Exercise prompt: Nothing in the records may be left out or reworded; return them exactly.

Data in this exercise:
**********

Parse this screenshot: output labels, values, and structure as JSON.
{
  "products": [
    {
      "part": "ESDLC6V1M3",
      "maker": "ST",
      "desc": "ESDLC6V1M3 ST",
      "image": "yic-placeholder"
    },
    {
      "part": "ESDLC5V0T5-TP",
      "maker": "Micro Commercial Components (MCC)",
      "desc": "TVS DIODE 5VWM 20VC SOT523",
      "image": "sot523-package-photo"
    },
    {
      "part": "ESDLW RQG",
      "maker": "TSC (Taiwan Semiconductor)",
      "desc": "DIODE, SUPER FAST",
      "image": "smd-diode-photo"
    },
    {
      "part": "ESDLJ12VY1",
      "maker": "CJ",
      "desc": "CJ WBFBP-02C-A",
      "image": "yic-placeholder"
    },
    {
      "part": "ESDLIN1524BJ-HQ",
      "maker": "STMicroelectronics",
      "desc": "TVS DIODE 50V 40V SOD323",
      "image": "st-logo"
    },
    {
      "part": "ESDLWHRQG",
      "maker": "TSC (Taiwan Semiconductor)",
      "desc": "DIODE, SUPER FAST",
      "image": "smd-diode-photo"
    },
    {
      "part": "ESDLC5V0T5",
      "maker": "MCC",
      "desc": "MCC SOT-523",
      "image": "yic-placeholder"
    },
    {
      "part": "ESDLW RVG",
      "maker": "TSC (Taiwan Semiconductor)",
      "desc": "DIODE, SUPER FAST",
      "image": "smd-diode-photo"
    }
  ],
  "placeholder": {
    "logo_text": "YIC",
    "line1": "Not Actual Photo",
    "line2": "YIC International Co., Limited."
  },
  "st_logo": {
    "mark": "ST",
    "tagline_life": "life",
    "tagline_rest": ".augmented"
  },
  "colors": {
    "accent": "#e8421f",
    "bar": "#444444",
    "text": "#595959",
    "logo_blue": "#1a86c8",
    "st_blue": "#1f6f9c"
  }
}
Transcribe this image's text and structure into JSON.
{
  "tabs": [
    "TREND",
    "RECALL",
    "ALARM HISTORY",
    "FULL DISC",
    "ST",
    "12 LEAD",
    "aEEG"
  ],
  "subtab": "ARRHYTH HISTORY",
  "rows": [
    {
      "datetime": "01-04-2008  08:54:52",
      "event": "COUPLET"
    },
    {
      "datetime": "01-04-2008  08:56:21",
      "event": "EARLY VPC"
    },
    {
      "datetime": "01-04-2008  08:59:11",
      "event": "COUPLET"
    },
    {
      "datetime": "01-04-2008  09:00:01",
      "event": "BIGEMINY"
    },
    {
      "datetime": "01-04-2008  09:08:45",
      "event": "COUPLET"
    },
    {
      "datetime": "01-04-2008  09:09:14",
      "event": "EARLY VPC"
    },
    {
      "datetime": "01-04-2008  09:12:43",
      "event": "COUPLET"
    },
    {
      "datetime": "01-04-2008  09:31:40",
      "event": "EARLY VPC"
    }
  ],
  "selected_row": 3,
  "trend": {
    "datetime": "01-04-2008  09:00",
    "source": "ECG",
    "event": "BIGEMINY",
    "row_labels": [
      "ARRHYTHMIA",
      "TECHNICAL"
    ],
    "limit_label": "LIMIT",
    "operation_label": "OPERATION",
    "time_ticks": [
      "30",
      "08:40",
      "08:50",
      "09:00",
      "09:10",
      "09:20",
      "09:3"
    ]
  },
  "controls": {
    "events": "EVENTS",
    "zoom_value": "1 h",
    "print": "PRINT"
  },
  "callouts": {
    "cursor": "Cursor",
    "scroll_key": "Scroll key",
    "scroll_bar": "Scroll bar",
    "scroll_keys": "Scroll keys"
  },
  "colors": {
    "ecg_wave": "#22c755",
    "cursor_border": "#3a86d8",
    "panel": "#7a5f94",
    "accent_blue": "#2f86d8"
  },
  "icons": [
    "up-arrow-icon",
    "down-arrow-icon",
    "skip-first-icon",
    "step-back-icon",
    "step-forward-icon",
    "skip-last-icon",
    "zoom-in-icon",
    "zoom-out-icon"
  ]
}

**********

Solution:
Parse this screenshot: output labels, values, and structure as JSON.
{
  "products": [
    {
      "part": "ESDLC6V1M3",
      "maker": "ST",
      "desc": "ESDLC6V1M3 ST",
      "image": "yic-placeholder"
    },
    {
      "part": "ESDLC5V0T5-TP",
      "maker": "Micro Commercial Components (MCC)",
      "desc": "TVS DIODE 5VWM 20VC SOT523",
      "image": "sot523-package-photo"
    },
    {
      "part": "ESDLW RQG",
      "maker": "TSC (Taiwan Semiconductor)",
      "desc": "DIODE, SUPER FAST",
      "image": "smd-diode-photo"
    },
    {
      "part": "ESDLJ12VY1",
      "maker": "CJ",
      "desc": "CJ WBFBP-02C-A",
      "image": "yic-placeholder"
    },
    {
      "part": "ESDLIN1524BJ-HQ",
      "maker": "STMicroelectronics",
      "desc": "TVS DIODE 50V 40V SOD323",
      "image": "st-logo"
    },
    {
      "part": "ESDLWHRQG",
      "maker": "TSC (Taiwan Semiconductor)",
      "desc": "DIODE, SUPER FAST",
      "image": "smd-diode-photo"
    },
    {
      "part": "ESDLC5V0T5",
      "maker": "MCC",
      "desc": "MCC SOT-523",
      "image": "yic-placeholder"
    },
    {
      "part": "ESDLW RVG",
      "maker": "TSC (Taiwan Semiconductor)",
      "desc": "DIODE, SUPER FAST",
      "image": "smd-diode-photo"
    }
  ],
  "placeholder": {
    "logo_text": "YIC",
    "line1": "Not Actual Photo",
    "line2": "YIC International Co., Limited."
  },
  "st_logo": {
    "mark": "ST",
    "tagline_life": "life",
    "tagline_rest": ".augmented"
  },
  "colors": {
    "accent": "#e8421f",
    "bar": "#444444",
    "text": "#595959",
    "logo_blue": "#1a86c8",
    "st_blue": "#1f6f9c"
  }
}
Transcribe this image's text and structure into JSON.
{
  "tabs": [
    "TREND",
    "RECALL",
    "ALARM HISTORY",
    "FULL DISC",
    "ST",
    "12 LEAD",
    "aEEG"
  ],
  "subtab": "ARRHYTH HISTORY",
  "rows": [
    {
      "datetime": "01-04-2008  08:54:52",
      "event": "COUPLET"
    },
    {
      "datetime": "01-04-2008  08:56:21",
      "event": "EARLY VPC"
    },
    {
      "datetime": "01-04-2008  08:59:11",
      "event": "COUPLET"
    },
    {
      "datetime": "01-04-2008  09:00:01",
      "event": "BIGEMINY"
    },
    {
      "datetime": "01-04-2008  09:08:45",
      "event": "COUPLET"
    },
    {
      "datetime": "01-04-2008  09:09:14",
      "event": "EARLY VPC"
    },
    {
      "datetime": "01-04-2008  09:12:43",
      "event": "COUPLET"
    },
    {
      "datetime": "01-04-2008  09:31:40",
      "event": "EARLY VPC"
    }
  ],
  "selected_row": 3,
  "trend": {
    "datetime": "01-04-2008  09:00",
    "source": "ECG",
    "event": "BIGEMINY",
    "row_labels": [
      "ARRHYTHMIA",
      "TECHNICAL"
    ],
    "limit_label": "LIMIT",
    "operation_label": "OPERATION",
    "time_ticks": [
      "30",
      "08:40",
      "08:50",
      "09:00",
      "09:10",
      "09:20",
      "09:3"
    ]
  },
  "controls": {
    "events": "EVENTS",
    "zoom_value": "1 h",
    "print": "PRINT"
  },
  "callouts": {
    "cursor": "Cursor",
    "scroll_key": "Scroll key",
    "scroll_bar": "Scroll bar",
    "scroll_keys": "Scroll keys"
  },
  "colors": {
    "ecg_wave": "#22c755",
    "cursor_border": "#3a86d8",
    "panel": "#7a5f94",
    "accent_blue": "#2f86d8"
  },
  "icons": [
    "up-arrow-icon",
    "down-arrow-icon",
    "skip-first-icon",
    "step-back-icon",
    "step-forward-icon",
    "skip-last-icon",
    "zoom-in-icon",
    "zoom-out-icon"
  ]
}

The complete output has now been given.